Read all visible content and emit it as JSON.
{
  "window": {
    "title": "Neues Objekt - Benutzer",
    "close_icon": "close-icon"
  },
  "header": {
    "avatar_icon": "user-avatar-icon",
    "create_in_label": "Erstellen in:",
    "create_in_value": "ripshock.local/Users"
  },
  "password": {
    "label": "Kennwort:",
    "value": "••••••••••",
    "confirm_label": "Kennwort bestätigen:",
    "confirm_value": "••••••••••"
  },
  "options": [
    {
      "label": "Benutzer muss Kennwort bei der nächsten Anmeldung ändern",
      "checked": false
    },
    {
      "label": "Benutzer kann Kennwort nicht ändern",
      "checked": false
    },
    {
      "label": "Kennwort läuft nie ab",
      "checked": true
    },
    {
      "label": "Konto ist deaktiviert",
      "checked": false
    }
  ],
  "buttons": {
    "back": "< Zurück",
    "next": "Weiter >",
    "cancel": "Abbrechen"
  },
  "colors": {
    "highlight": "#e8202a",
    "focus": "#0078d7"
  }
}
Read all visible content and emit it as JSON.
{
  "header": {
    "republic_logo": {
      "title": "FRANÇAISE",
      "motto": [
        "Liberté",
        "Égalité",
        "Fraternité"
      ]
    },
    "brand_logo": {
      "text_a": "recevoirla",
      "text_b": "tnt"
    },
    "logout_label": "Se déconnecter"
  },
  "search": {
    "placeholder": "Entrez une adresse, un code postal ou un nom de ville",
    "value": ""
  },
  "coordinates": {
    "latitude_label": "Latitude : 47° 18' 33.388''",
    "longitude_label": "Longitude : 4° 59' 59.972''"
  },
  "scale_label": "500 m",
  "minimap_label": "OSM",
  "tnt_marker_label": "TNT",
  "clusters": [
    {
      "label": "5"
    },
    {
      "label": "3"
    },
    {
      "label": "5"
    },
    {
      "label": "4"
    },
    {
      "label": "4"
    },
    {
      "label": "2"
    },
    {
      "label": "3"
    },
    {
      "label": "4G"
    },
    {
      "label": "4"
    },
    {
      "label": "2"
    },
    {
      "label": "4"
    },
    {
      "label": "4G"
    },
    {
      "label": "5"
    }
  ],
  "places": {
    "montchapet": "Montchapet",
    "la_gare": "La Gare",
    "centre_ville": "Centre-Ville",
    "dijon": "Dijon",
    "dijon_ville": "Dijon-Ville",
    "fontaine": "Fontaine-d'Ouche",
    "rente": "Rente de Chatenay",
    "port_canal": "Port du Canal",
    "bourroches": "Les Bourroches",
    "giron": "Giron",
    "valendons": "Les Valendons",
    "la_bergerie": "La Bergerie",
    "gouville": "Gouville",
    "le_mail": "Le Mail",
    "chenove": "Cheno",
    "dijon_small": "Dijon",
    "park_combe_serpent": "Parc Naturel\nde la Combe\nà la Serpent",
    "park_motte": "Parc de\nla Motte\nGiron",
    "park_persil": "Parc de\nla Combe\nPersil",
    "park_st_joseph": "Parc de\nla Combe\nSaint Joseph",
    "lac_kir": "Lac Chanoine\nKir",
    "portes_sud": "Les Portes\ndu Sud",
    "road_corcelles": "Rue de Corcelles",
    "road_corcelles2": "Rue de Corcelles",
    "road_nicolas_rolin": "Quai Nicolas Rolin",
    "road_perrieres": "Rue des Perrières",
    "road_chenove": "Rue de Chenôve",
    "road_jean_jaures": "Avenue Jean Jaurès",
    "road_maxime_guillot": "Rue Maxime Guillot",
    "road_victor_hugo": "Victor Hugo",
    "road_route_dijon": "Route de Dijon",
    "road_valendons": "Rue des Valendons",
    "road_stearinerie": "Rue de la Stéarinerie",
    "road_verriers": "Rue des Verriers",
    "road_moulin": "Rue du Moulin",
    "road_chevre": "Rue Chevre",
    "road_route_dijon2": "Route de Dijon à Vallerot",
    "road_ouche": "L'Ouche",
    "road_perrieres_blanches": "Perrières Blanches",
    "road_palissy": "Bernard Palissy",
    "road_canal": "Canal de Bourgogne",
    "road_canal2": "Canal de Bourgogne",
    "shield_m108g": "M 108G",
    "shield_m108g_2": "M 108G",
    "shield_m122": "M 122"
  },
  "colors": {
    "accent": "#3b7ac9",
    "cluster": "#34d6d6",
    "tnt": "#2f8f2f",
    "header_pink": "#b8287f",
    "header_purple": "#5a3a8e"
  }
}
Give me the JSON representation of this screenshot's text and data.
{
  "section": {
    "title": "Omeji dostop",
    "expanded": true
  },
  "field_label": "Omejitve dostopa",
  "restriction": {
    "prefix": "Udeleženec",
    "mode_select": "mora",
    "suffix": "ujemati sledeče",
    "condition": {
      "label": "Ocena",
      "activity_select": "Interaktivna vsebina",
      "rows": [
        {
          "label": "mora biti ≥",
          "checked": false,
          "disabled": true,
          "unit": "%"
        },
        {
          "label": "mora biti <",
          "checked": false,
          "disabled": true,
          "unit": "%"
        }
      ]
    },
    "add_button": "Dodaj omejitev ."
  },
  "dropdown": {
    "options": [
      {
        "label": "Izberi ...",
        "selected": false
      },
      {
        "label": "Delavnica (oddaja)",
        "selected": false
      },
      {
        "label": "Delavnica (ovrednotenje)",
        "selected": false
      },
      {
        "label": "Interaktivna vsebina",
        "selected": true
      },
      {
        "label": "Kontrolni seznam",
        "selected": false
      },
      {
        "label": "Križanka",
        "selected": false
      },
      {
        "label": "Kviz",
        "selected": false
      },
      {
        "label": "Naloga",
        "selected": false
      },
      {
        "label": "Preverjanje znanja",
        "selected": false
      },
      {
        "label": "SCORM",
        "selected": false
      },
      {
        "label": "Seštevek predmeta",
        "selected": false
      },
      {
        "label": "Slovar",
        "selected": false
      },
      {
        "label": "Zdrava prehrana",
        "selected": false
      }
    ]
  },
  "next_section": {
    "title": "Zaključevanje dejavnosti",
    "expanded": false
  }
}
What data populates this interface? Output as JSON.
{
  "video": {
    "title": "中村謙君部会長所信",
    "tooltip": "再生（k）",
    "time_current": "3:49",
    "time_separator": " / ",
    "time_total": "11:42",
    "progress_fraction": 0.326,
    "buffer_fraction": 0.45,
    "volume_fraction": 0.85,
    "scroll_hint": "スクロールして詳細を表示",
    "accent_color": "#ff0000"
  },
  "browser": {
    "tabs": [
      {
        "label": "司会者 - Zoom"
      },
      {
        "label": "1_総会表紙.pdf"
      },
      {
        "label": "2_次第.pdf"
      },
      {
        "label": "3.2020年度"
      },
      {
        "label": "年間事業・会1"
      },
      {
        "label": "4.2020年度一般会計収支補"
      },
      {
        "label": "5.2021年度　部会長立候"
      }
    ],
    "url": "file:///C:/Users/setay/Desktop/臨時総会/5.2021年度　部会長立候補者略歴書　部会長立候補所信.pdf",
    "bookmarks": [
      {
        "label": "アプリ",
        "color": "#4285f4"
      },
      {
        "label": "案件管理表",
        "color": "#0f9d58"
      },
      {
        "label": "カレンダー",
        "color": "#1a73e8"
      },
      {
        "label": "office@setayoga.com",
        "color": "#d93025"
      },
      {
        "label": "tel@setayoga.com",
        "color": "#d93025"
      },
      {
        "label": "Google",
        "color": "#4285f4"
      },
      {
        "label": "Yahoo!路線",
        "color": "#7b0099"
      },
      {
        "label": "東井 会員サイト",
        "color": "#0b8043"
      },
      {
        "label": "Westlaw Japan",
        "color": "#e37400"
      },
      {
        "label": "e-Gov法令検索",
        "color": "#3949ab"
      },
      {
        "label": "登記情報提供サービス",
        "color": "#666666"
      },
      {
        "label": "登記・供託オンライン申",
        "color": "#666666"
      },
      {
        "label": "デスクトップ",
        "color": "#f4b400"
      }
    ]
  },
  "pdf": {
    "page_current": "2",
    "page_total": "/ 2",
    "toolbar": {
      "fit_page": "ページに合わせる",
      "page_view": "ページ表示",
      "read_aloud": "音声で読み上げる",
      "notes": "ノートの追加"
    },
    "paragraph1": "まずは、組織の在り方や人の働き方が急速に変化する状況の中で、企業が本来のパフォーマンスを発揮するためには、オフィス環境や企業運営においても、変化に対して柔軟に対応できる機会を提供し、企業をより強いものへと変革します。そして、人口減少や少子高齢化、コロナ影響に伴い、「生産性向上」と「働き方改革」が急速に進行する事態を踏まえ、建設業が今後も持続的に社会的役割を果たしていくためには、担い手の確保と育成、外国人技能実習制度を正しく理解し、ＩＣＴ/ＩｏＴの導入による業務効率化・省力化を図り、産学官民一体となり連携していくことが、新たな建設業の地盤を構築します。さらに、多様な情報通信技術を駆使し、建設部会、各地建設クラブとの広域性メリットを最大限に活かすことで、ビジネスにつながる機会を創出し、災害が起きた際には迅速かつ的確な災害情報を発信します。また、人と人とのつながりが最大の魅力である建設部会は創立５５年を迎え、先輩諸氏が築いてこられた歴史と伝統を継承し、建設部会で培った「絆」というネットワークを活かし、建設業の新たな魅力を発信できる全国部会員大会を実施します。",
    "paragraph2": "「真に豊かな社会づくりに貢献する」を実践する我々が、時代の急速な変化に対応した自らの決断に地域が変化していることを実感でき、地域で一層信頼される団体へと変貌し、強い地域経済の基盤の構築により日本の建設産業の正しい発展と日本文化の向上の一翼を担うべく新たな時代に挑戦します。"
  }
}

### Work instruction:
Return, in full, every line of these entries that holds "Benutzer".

### Answer box:
    "title": "Neues Objekt - Benutzer",
      "label": "Benutzer muss Kennwort bei der nächsten Anmeldung ändern",
      "label": "Benutzer kann Kennwort nicht ändern",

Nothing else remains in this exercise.